2.1 Respect the moral values, dignity, history, religion, custom, tradition and culture of the communities they serve, when suggesting an improvement of the current situation;
2.2 Facilitate self-reliance, self-help, people participation, for sustainable development so as to avoid dependency;
2.3 Seek to strengthen the human resources and the institutions of the Kingdom of Cambodia;
2.4 Have, as their fundamental concern, the well-being of those affected by the development programs;
2.5 Seek to promote the women’s status and implementing international conventions regarding elimination of all forms of discrimination against women;
2.6 Seek to ensure that any material assistance provided by them is appropriate and meets internationally accepted standards and, if possible, it should be purchased in Cambodia,
2.7 Seek to ensure all development and relief assistance provided by them is guided and informed by internationally recognized and professional standards,
2.8 Are non-partisan in any public policy and lobbying activities with which they are involved.
Article 3: Partnership and cooperation between associations, NGOs and people’s organizations:
3.1 Will be on the basis of equality, equity, dialogue and mutual respect;
3.2 Associations, NGOs and people’s organisations recognise that for a long-term development, international experts are needed, but their support should be limited in time and the goal must be to strengthen the capacity of the Cambodian staff;
3.3 Associations, NGOs and people’s organisations will share relevant project information with each other, will refrain from competing with each other, and will cooperate at the field level to avoid duplication and disruption of each other’s projects;
3.4 Associations, NGOs and people’s organisations strive to mutually support each other, so as to promote and maintain their values;
3.5 All Associations, NGOs and people’s organisations try to make sure that their relations with funding agencies are honest and above board.
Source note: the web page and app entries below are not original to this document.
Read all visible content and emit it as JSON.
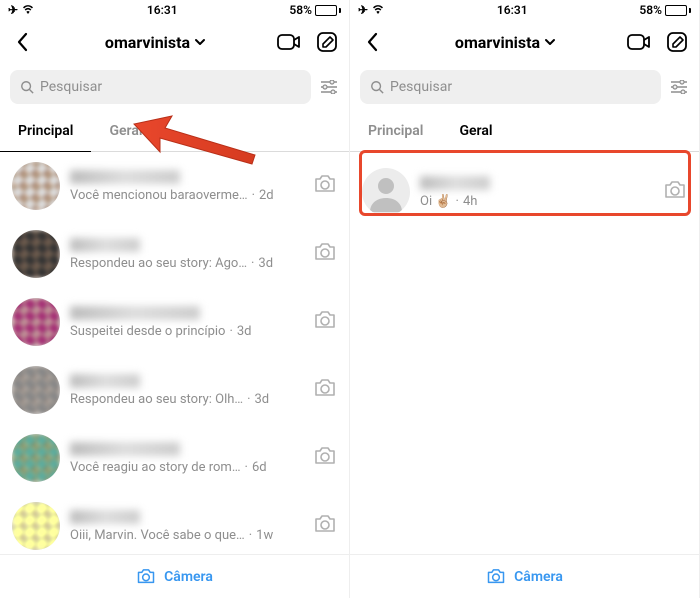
{
  "status": {
    "time": "16:31",
    "battery_pct": "58%"
  },
  "header": {
    "username": "omarvinista"
  },
  "search": {
    "placeholder": "Pesquisar"
  },
  "tabs": {
    "principal": "Principal",
    "geral": "Geral"
  },
  "left": {
    "active_tab": "principal",
    "chats": [
      {
        "preview": "Você mencionou baraoverme…",
        "time": "2d"
      },
      {
        "preview": "Respondeu ao seu story: Ago…",
        "time": "3d"
      },
      {
        "preview": "Suspeitei desde o princípio",
        "time": "3d"
      },
      {
        "preview": "Respondeu ao seu story: Olh…",
        "time": "3d"
      },
      {
        "preview": "Você reagiu ao story de rom…",
        "time": "6d"
      },
      {
        "preview": "Oiii, Marvin. Você sabe o que…",
        "time": "1w"
      }
    ]
  },
  "right": {
    "active_tab": "geral",
    "chats": [
      {
        "preview": "Oi ✌🏼",
        "time": "4h"
      }
    ]
  },
  "bottom": {
    "camera": "Câmera"
  }
}
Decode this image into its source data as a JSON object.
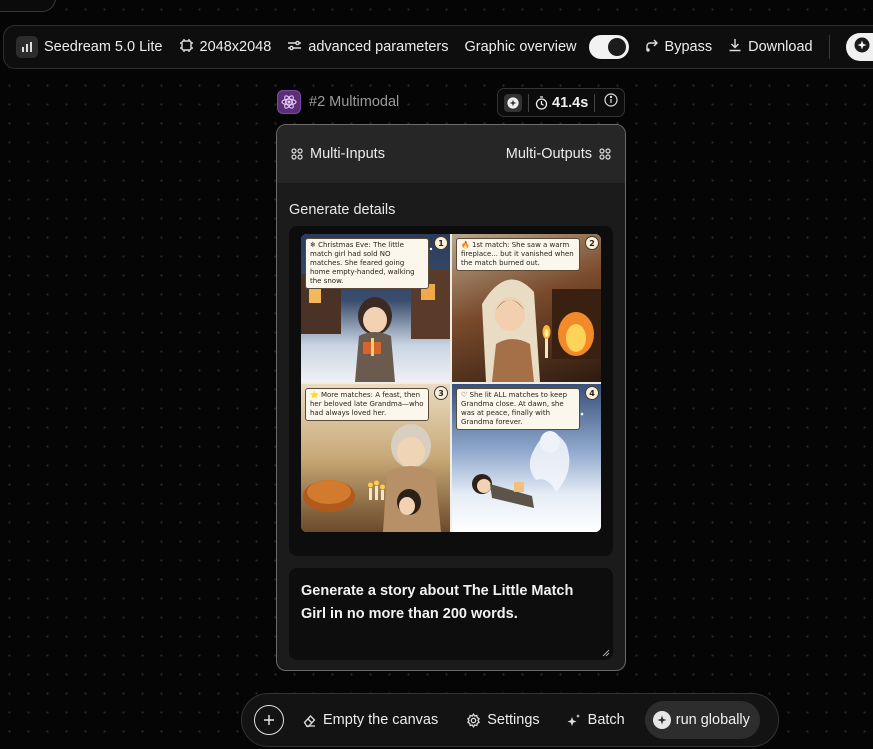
{
  "toolbar": {
    "model_label": "Seedream 5.0 Lite",
    "resolution_label": "2048x2048",
    "advanced_label": "advanced parameters",
    "overview_label": "Graphic overview",
    "overview_toggle_on": true,
    "bypass_label": "Bypass",
    "download_label": "Download"
  },
  "node": {
    "title": "#2 Multimodal",
    "duration": "41.4s",
    "inputs_label": "Multi-Inputs",
    "outputs_label": "Multi-Outputs",
    "section_label": "Generate details",
    "prompt": "Generate a story about The Little Match Girl in no more than 200 words.",
    "accent_color": "#5a2e78",
    "comic": {
      "panels": [
        {
          "num": "1",
          "caption": "❄ Christmas Eve: The little match girl had sold NO matches. She feared going home empty-handed, walking the snow."
        },
        {
          "num": "2",
          "caption": "🔥 1st match: She saw a warm fireplace... but it vanished when the match burned out."
        },
        {
          "num": "3",
          "caption": "⭐ More matches: A feast, then her beloved late Grandma—who had always loved her."
        },
        {
          "num": "4",
          "caption": "♡ She lit ALL matches to keep Grandma close. At dawn, she was at peace, finally with Grandma forever."
        }
      ]
    }
  },
  "dock": {
    "empty_label": "Empty the canvas",
    "settings_label": "Settings",
    "batch_label": "Batch",
    "run_label": "run globally"
  }
}
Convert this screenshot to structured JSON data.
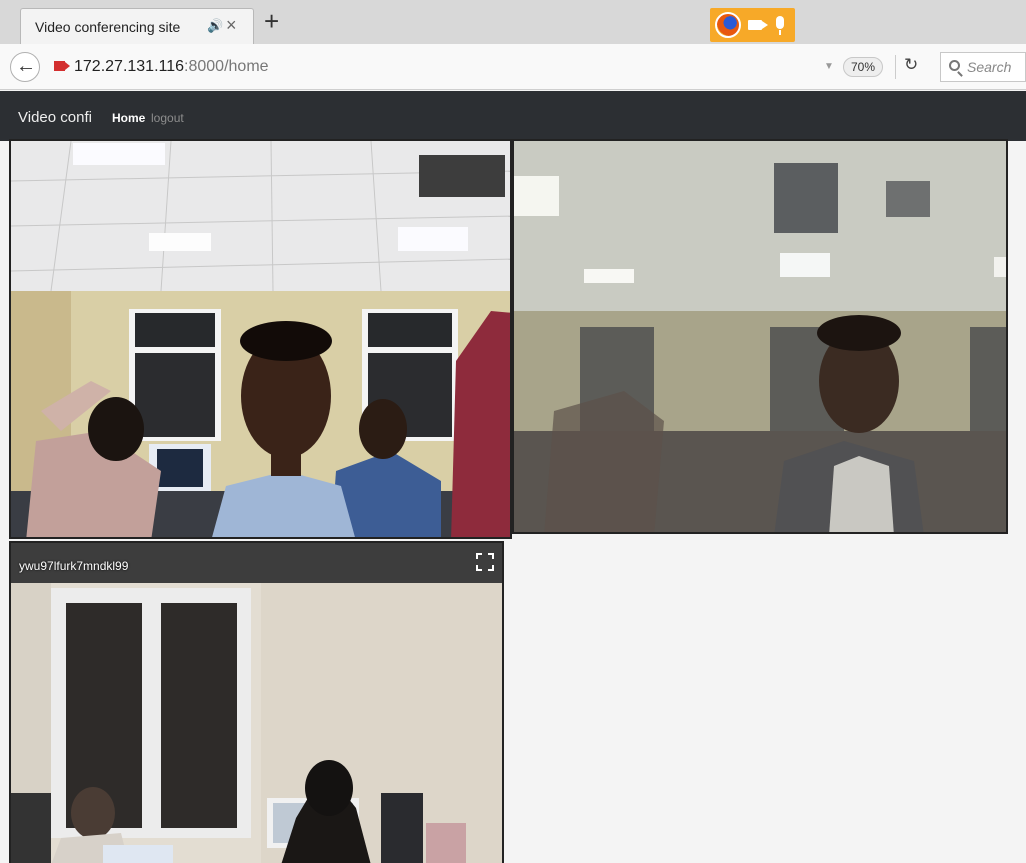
{
  "browser": {
    "tab_title": "Video conferencing site",
    "url_host": "172.27.131.116",
    "url_rest": ":8000/home",
    "zoom": "70%",
    "search_placeholder": "Search",
    "sharing_color": "#f7a928"
  },
  "site": {
    "brand": "Video confi",
    "nav_home": "Home",
    "nav_logout": "logout"
  },
  "videos": [
    {
      "label": ""
    },
    {
      "label": ""
    },
    {
      "label": "ywu97lfurk7mndkl99"
    }
  ],
  "icons": [
    "back-arrow-icon",
    "camera-icon",
    "microphone-icon",
    "speaker-icon",
    "close-icon",
    "plus-icon",
    "reload-icon",
    "search-icon",
    "fullscreen-icon",
    "firefox-icon"
  ]
}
Under no circumstances will activities such as double funding for one plan, diverting resources to non-project-related activities, overstatement of achievements or capabilities or distortion of facts be carried out or condoned by associations, NGOs or people’s organisations.
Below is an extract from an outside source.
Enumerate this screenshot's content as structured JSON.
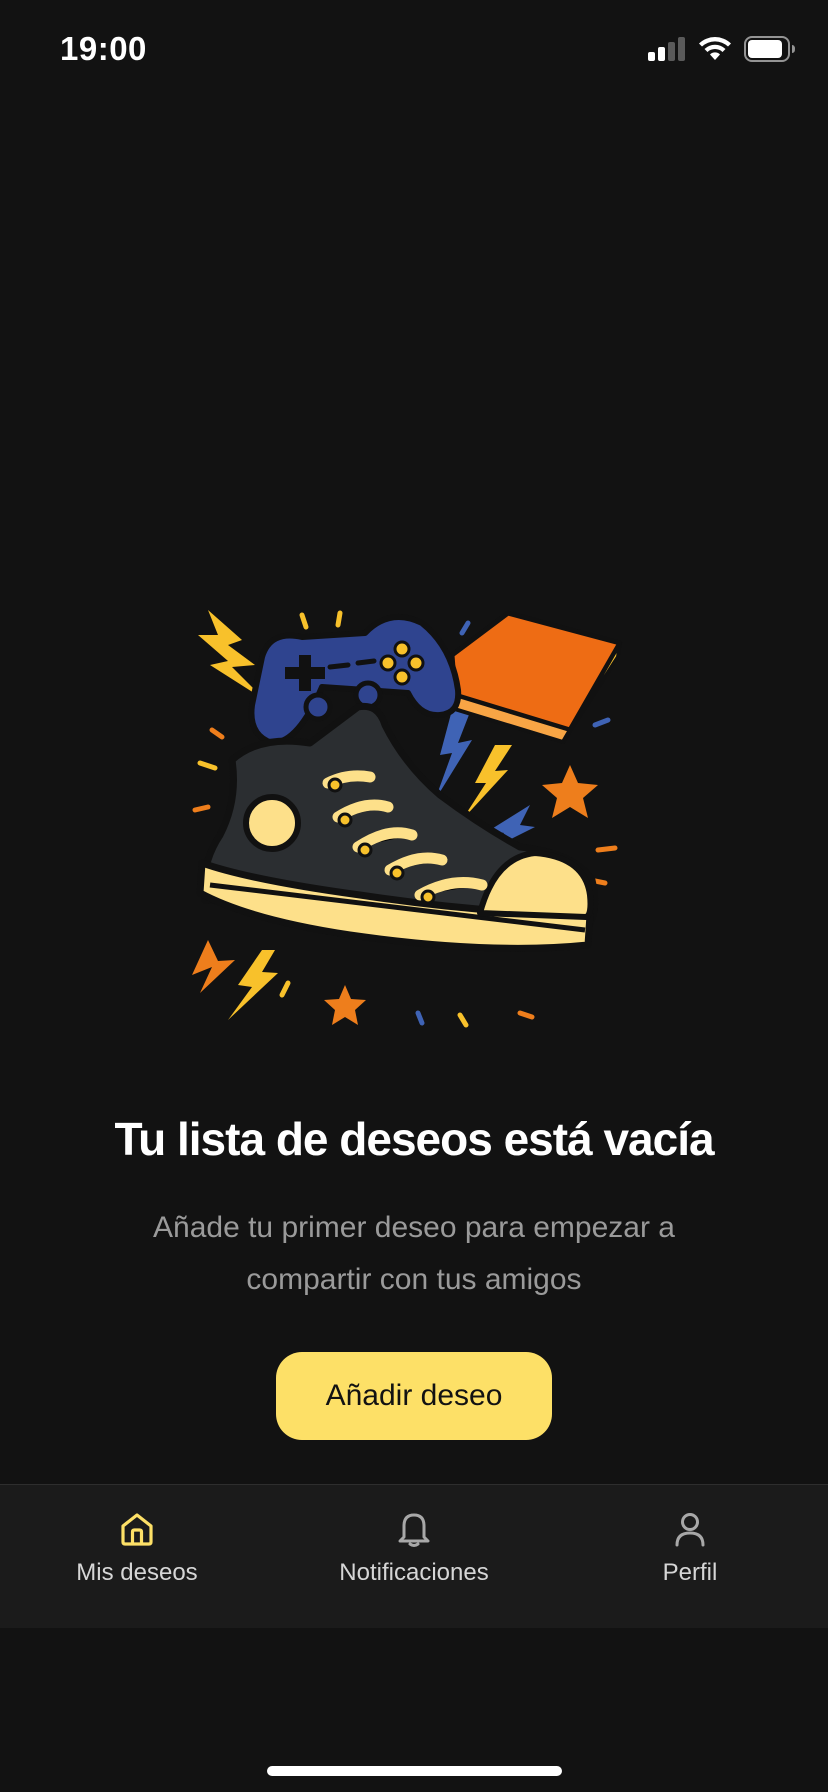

Article 4: In their relations with the Royal Government, associations, NGOs and people’s organisations shall:
4.1 Strive to cooperate with the Cambodian people and the Government to rebuild the country and to improve the quality of life of the people;
4.2 Strive to create a culture of mutual respect and openness based on the perspective that associations, NGOs and people’s organizations are important components of any democratic society;
Article 5: Within their own organisations, associations, NGOs and people’s organizations shall:
5.1 Be governed by an independent and well-qualified Board of Directors or Legislative Committee, and a duly constituted Executive Committee, so that they function with transparency, accountability and respect for human rights;
5.2 Solve all problems and conflict on the basis of non-violence
5.3 Prohibit either direct or indirect conflicts of interest by members of the Board of Directors, employees, or volunteers;
5.4 Conduct their affairs with integrity and truthfulness. Their activities shall be open and accessible to scrutiny by their donors, except for personnel matters and proprietary information;
5.5 Strongly oppose and take no part in corruption, bribery, other financial impropriety or any illegal acts;
5.7 Recognise that all of their activities impact on the public perception of the community of associations, NGOs and people’s organisations, and that they share a significant responsibility to enhance the public trust;
5.8 Provide avenues for individual growth and development of staff;
5.9 Provide just compensation and promote the rights and welfare of all employees;
5.10 Strive to promote participatory and democratic management practices.